Reliving Jesus' crucifixion and death
“On Good Friday in the streets of San Antonio, the first and twenty-first centuries meet and intertwine.”
On Good Friday in San Antonio, Texas, curious tourists and the faithful mix together and crowd the streets for the annual religious procession commemorating Jesus’ crucifixion and death. On this day, the walls of the city’s cathedral expand to embrace the city streets; sidewalks and roads become sacred space. On Good Friday in the streets of San Antonio, the first and twenty-first centuries meet and intertwine.
For the reenactment and procession, actors assume their roles as Roman soldiers, citizens, faithful women and even Jesus, who begins a slow and painful walk to the front of the cathedral. At one point in Jesus’ journey, the monseñor takes the cross from Jesus and carries it for him. Screams, sobs and the passion of the moment penetrate the air.
Jesus does not suffer alone
Participants do not just play a role, they relive the moment of Jesus’ historical suffering, crucifixion and resurrection. As the soldiers “nail” Jesus to the cross, tears well in the eyes of the faithful. The pain Jesus experiences mirrors the suffering of the crowd, who, in suffering with Jesus, makes sure Jesus does not suffer alone. Because Jesus suffered, they do not suffer alone. He accompanies them all in the daily sufferings of the struggle that is life.
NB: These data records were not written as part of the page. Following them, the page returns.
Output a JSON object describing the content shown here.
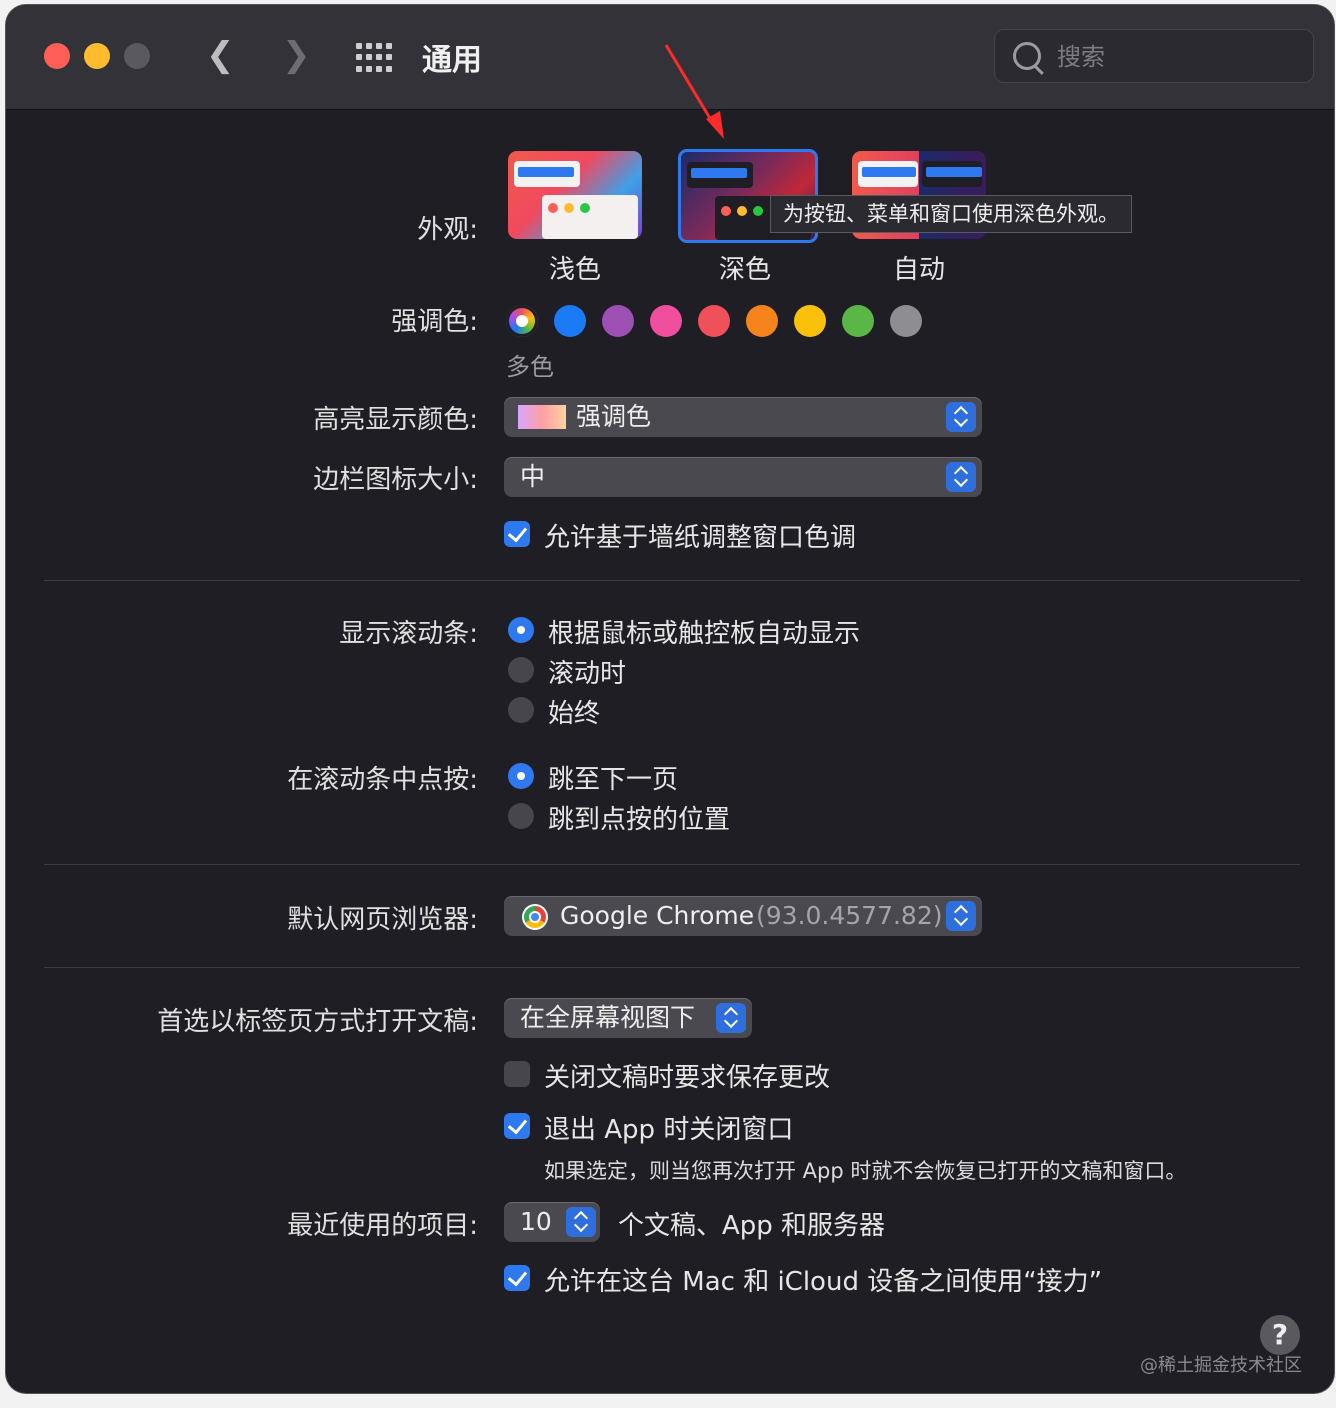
{
  "window": {
    "title": "通用",
    "search_placeholder": "搜索"
  },
  "appearance": {
    "label": "外观:",
    "options": [
      "浅色",
      "深色",
      "自动"
    ],
    "selected": "深色",
    "tooltip": "为按钮、菜单和窗口使用深色外观。"
  },
  "accent": {
    "label": "强调色:",
    "caption": "多色",
    "colors": [
      "#a64cf0",
      "#1a7bf5",
      "#9e4fb4",
      "#ef4f9c",
      "#f0505a",
      "#f7831c",
      "#fbc10a",
      "#5bb745",
      "#8e8e92"
    ]
  },
  "highlight": {
    "label": "高亮显示颜色:",
    "value": "强调色"
  },
  "sidebar_icon": {
    "label": "边栏图标大小:",
    "value": "中"
  },
  "wallpaper_tint": {
    "label": "允许基于墙纸调整窗口色调",
    "checked": true
  },
  "scrollbars": {
    "label": "显示滚动条:",
    "options": [
      "根据鼠标或触控板自动显示",
      "滚动时",
      "始终"
    ],
    "selected": 0
  },
  "click_scrollbar": {
    "label": "在滚动条中点按:",
    "options": [
      "跳至下一页",
      "跳到点按的位置"
    ],
    "selected": 0
  },
  "browser": {
    "label": "默认网页浏览器:",
    "name": "Google Chrome",
    "version": "(93.0.4577.82)"
  },
  "tabs": {
    "label": "首选以标签页方式打开文稿:",
    "value": "在全屏幕视图下"
  },
  "ask_save": {
    "label": "关闭文稿时要求保存更改",
    "checked": false
  },
  "close_windows": {
    "label": "退出 App 时关闭窗口",
    "checked": true,
    "hint": "如果选定，则当您再次打开 App 时就不会恢复已打开的文稿和窗口。"
  },
  "recent": {
    "label": "最近使用的项目:",
    "value": "10",
    "suffix": "个文稿、App 和服务器"
  },
  "handoff": {
    "label": "允许在这台 Mac 和 iCloud 设备之间使用“接力”",
    "checked": true
  },
  "help": "?",
  "watermark": "@稀土掘金技术社区"
}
Latino/as emphasize Jesus’ concrete historical reality and its implications for our understanding of Jesus today. At the center is the Crucified Jesus, who reveals God’s love for humanity and God’s presence with and advocacy for the poor. The Latino/a faith in the Crucified Jesus cannot be found in the dogmas, official teachings or theological treatises of academic theology but instead is situated in the concrete faith and lives of Latino/a communities. The Crucified Jesus accompanies the Latino/a community in all their struggles and suffering.
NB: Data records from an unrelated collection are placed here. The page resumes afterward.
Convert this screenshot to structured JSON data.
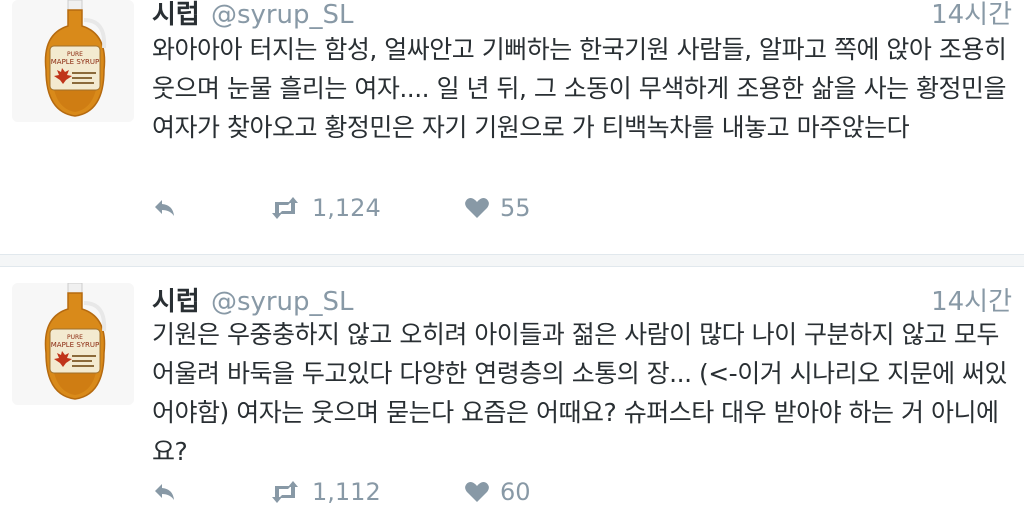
{
  "tweets": [
    {
      "name": "시럽",
      "handle": "@syrup_SL",
      "time": "14시간",
      "text": "와아아아 터지는 함성, 얼싸안고 기뻐하는 한국기원 사람들, 알파고 쪽에 앉아 조용히 웃으며 눈물 흘리는 여자.... 일 년 뒤, 그 소동이 무색하게 조용한 삶을 사는 황정민을 여자가 찾아오고 황정민은 자기 기원으로 가 티백녹차를 내놓고 마주앉는다",
      "retweets": "1,124",
      "likes": "55"
    },
    {
      "name": "시럽",
      "handle": "@syrup_SL",
      "time": "14시간",
      "text": "기원은 우중충하지 않고 오히려 아이들과 젊은 사람이 많다 나이 구분하지 않고 모두 어울려 바둑을 두고있다 다양한 연령층의 소통의 장... (<-이거 시나리오 지문에 써있어야함) 여자는 웃으며 묻는다 요즘은 어때요? 슈퍼스타 대우 받아야 하는 거 아니에요?",
      "retweets": "1,112",
      "likes": "60"
    }
  ],
  "icons": {
    "reply": "reply-icon",
    "retweet": "retweet-icon",
    "like": "heart-icon",
    "avatar": "maple-syrup-bottle-avatar"
  },
  "colors": {
    "text": "#292f33",
    "muted": "#8899a6",
    "divider": "#e1e8ed",
    "background": "#f4f6f7"
  }
}
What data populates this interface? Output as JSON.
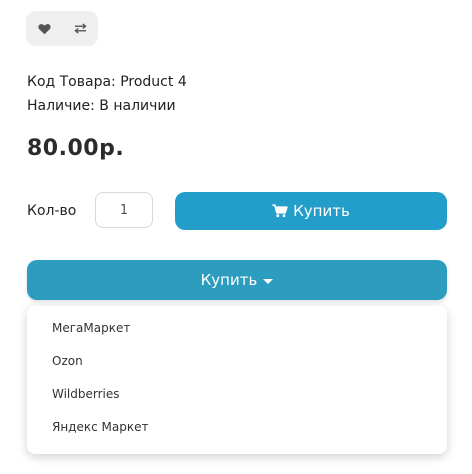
{
  "actions": {
    "wishlist_icon": "heart-icon",
    "compare_icon": "compare-arrows-icon"
  },
  "product": {
    "code_label": "Код Товара: Product 4",
    "stock_label": "Наличие: В наличии",
    "price": "80.00р."
  },
  "purchase": {
    "qty_label": "Кол-во",
    "qty_value": "1",
    "buy_label": "Купить",
    "buy_icon": "cart-icon"
  },
  "marketplace": {
    "dropdown_label": "Купить",
    "options": [
      "МегаМаркет",
      "Ozon",
      "Wildberries",
      "Яндекс Маркет"
    ]
  },
  "colors": {
    "accent": "#239dca",
    "dropdown": "#2c9dbf"
  }
}
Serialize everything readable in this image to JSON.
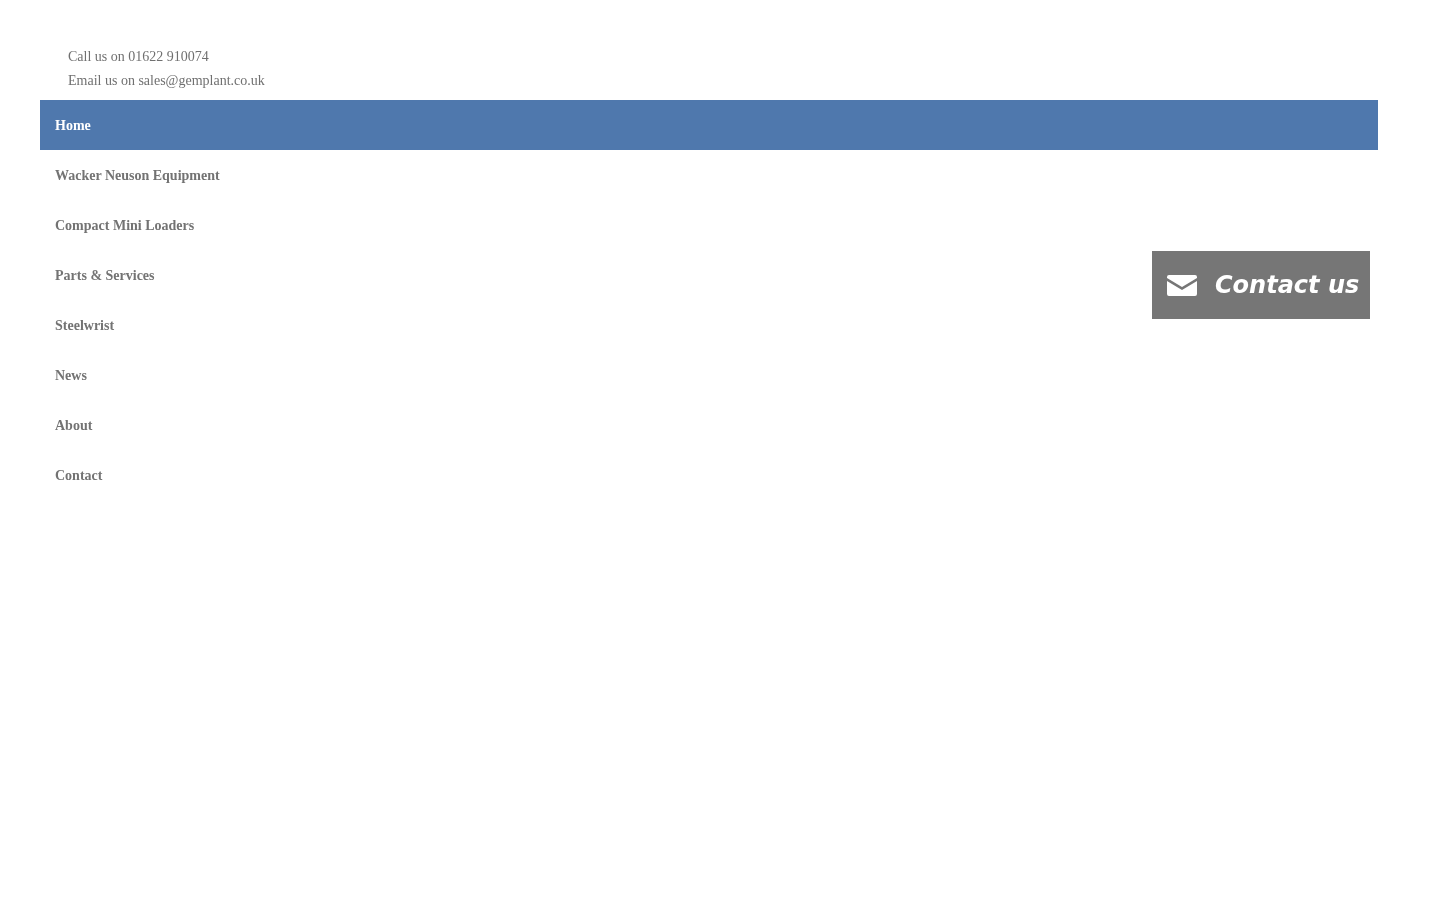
{
  "contact_lines": [
    "Call us on 01622 910074",
    "Email us on sales@gemplant.co.uk"
  ],
  "nav": [
    {
      "label": "Home",
      "selected": true
    },
    {
      "label": "Wacker Neuson Equipment",
      "selected": false
    },
    {
      "label": "Compact Mini Loaders",
      "selected": false
    },
    {
      "label": "Parts & Services",
      "selected": false
    },
    {
      "label": "Steelwrist",
      "selected": false
    },
    {
      "label": "News",
      "selected": false
    },
    {
      "label": "About",
      "selected": false
    },
    {
      "label": "Contact",
      "selected": false
    }
  ],
  "contact_button": {
    "label": "Contact us"
  }
}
We do not suffer alone
Much has been made of what has been characterized as a Latino/a “obsession” with suffering. Indeed, we Latino/as are “Good Friday” more than “Easter” Catholics, and Ash Wednesday holds a special place in our hearts. It is both the materiality of the ashes and the reminder of our mortality that resonate with us. Yet this emphasis on suffering does not create a morbid or fatalistic spirituality. Instead, for Latino/as reminding ourselves that Jesus suffered and accompanying him in that suffering reveals to us that we do not suffer alone.
Similarly, Marian accounts such as Our Lady of Guadalupe’s apparition before an Indigenous man during the conquest and Our Lady of Charity’s discovery by an African slave and two Indigenous men in Cuba reveal to us the Mary of the Magnificat who “lifts up the lowly” and sings of a God in solidarity with the marginalized.
How do you commemorate Jesus’ death? In what ways does your Good Friday experience reflect Latina spirituality? Share your thoughts by clicking on Contact Us
Wednesday, March, 18, 2009